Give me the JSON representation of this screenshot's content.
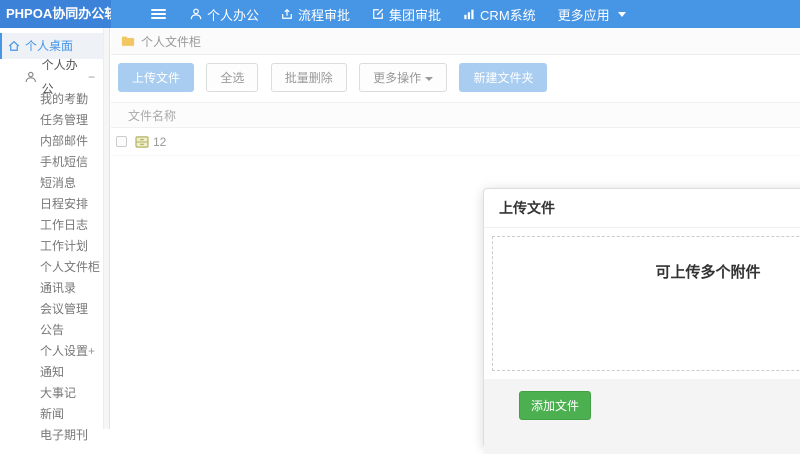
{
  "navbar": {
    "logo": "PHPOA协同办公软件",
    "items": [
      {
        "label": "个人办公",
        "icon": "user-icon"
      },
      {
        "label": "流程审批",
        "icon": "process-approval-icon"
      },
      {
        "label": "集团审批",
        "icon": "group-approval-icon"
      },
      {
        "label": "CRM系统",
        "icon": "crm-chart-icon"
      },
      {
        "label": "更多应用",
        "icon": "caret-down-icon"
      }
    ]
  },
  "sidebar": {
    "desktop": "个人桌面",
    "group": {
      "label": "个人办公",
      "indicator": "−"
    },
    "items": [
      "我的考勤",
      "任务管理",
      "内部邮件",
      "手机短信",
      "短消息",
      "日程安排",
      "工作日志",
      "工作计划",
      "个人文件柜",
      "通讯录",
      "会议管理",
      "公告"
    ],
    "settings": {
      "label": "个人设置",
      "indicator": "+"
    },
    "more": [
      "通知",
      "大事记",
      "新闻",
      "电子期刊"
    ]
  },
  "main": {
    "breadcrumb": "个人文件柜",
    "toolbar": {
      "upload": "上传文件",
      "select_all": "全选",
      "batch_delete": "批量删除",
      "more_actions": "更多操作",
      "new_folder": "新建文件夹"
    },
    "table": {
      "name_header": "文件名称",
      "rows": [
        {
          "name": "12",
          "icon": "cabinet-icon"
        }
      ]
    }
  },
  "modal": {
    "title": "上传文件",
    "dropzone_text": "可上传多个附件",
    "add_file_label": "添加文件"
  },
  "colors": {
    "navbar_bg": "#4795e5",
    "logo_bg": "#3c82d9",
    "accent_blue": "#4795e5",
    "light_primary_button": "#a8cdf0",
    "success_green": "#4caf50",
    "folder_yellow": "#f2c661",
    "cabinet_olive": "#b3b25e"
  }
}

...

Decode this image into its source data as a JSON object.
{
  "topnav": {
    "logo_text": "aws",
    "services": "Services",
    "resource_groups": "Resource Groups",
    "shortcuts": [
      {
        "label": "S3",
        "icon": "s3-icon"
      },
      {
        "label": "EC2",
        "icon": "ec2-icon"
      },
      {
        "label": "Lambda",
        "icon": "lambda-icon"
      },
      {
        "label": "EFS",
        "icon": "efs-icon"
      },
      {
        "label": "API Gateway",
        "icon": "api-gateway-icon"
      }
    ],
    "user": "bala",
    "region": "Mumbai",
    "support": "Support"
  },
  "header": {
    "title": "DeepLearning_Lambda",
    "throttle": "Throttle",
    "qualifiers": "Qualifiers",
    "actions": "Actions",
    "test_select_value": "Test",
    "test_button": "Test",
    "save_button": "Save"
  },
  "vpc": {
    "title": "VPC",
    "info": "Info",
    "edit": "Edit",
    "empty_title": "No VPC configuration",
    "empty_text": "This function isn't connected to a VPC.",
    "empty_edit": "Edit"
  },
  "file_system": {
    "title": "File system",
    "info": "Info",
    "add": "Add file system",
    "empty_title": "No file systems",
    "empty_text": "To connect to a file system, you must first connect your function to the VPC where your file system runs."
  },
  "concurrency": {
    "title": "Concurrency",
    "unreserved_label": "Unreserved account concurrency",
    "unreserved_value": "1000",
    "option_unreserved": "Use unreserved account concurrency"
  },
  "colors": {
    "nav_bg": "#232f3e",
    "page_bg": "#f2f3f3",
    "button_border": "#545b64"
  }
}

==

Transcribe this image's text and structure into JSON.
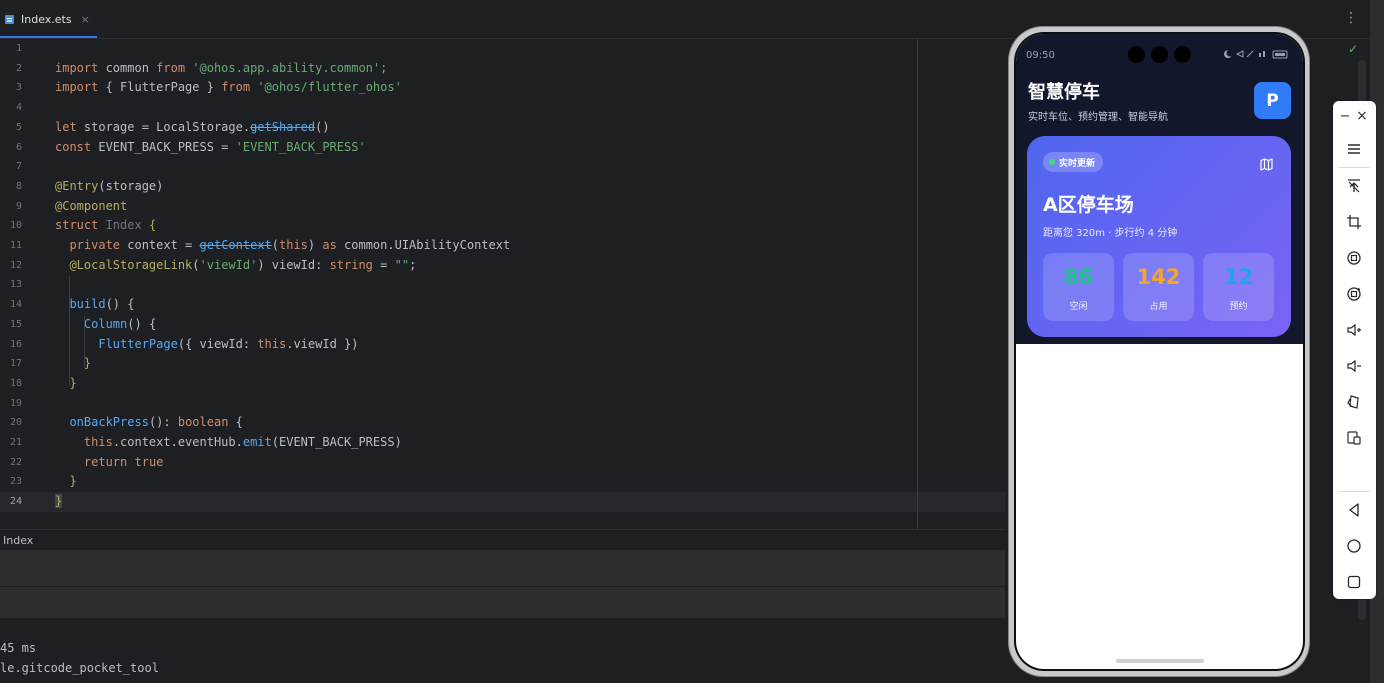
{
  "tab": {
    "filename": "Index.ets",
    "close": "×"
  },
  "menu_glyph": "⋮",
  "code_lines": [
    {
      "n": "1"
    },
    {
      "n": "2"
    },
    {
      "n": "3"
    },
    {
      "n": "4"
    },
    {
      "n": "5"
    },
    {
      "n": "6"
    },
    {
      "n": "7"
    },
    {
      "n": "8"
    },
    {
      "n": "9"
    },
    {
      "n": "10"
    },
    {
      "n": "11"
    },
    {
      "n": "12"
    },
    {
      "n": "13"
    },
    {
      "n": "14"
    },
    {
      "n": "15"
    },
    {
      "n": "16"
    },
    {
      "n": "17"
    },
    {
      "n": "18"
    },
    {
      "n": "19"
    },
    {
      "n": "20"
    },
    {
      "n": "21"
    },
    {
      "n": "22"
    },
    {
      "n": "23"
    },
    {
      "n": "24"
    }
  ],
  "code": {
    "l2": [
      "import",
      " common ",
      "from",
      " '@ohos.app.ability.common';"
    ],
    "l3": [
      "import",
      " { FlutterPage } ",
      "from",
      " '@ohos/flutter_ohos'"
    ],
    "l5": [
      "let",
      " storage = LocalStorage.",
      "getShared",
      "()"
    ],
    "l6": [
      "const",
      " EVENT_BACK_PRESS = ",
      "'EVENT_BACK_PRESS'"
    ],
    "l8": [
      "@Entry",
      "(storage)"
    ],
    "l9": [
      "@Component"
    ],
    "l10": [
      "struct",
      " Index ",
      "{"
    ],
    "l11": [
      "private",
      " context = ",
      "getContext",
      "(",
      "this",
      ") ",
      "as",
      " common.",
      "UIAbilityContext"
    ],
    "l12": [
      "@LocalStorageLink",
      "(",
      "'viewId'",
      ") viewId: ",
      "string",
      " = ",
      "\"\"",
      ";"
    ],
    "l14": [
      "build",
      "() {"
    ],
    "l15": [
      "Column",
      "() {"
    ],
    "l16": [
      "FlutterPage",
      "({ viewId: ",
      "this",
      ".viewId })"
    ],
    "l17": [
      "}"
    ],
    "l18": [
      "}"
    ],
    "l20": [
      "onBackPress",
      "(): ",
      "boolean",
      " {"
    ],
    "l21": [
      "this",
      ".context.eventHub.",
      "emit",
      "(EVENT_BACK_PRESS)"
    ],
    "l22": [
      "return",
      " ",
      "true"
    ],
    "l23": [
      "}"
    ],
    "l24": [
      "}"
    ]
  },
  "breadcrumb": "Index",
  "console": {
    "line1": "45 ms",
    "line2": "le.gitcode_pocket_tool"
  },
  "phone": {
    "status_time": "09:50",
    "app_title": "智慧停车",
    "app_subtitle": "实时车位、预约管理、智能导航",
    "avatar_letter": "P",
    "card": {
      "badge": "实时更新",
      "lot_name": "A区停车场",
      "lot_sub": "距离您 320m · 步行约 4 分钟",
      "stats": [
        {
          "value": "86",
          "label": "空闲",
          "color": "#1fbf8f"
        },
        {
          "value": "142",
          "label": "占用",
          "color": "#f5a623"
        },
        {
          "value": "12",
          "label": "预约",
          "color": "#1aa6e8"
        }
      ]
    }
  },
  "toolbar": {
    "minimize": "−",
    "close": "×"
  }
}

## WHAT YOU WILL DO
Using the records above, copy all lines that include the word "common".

## RESPONSE
      " common ",
      " '@ohos.app.ability.common';"
      " common.",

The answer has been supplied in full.